Look through the lines below, find those with the word "title", and copy them.

■ INPUT MATERIAL ■
—————
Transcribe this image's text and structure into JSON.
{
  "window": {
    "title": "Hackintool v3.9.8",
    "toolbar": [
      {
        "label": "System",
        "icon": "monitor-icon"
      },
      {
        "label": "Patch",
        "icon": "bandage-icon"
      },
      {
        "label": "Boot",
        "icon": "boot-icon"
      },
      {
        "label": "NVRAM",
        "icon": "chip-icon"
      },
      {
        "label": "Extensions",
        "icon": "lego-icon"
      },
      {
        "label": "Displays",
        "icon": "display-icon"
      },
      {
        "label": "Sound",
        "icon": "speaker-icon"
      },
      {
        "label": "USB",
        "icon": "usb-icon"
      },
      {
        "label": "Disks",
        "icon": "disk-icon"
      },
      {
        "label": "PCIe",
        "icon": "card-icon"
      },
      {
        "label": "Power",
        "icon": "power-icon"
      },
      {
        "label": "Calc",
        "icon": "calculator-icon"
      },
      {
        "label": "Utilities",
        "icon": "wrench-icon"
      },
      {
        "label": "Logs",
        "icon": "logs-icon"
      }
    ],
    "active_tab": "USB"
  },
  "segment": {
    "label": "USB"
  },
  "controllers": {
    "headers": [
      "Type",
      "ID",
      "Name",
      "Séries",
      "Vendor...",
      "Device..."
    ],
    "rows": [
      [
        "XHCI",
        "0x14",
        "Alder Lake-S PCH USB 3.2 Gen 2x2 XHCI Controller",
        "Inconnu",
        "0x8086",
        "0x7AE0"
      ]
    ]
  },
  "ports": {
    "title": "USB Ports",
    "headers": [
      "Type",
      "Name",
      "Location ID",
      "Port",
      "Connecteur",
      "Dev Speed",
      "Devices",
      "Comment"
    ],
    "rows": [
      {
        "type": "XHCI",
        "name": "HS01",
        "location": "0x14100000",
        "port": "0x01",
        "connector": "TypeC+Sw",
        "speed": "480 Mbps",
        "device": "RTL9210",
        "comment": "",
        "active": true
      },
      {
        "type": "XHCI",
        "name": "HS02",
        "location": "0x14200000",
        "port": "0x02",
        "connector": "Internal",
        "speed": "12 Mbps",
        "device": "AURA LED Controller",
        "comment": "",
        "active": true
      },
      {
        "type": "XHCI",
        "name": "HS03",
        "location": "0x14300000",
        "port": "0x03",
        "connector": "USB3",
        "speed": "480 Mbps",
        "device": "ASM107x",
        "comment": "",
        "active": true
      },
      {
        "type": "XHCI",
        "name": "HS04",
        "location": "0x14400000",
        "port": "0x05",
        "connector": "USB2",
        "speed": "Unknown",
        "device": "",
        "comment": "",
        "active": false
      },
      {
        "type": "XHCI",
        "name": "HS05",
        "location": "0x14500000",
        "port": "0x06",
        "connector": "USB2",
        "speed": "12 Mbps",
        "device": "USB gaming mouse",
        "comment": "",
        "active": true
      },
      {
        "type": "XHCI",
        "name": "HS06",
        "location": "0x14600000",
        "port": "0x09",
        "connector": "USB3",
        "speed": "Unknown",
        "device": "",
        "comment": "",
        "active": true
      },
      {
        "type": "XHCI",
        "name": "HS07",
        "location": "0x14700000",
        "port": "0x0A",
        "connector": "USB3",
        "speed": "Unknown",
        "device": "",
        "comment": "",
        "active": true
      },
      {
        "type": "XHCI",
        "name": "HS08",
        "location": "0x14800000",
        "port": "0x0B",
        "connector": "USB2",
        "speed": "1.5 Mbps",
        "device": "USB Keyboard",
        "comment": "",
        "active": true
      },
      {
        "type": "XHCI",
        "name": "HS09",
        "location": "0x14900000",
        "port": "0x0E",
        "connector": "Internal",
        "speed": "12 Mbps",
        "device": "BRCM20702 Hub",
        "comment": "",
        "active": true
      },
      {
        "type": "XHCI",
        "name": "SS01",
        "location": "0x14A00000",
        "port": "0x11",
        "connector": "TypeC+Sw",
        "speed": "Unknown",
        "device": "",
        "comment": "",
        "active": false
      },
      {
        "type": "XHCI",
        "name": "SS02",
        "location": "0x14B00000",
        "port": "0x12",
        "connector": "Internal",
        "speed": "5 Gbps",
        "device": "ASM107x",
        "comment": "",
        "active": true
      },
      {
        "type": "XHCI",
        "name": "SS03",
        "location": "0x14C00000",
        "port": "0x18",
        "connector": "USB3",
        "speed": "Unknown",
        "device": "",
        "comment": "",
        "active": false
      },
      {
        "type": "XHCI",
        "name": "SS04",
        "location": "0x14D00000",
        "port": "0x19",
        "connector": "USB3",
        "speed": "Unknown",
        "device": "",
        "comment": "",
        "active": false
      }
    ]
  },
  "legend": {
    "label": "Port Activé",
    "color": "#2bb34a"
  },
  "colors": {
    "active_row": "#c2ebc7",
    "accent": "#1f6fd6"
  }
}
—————
■ THE ANSWER ■
    "title": "Hackintool v3.9.8",
    "title": "USB Ports",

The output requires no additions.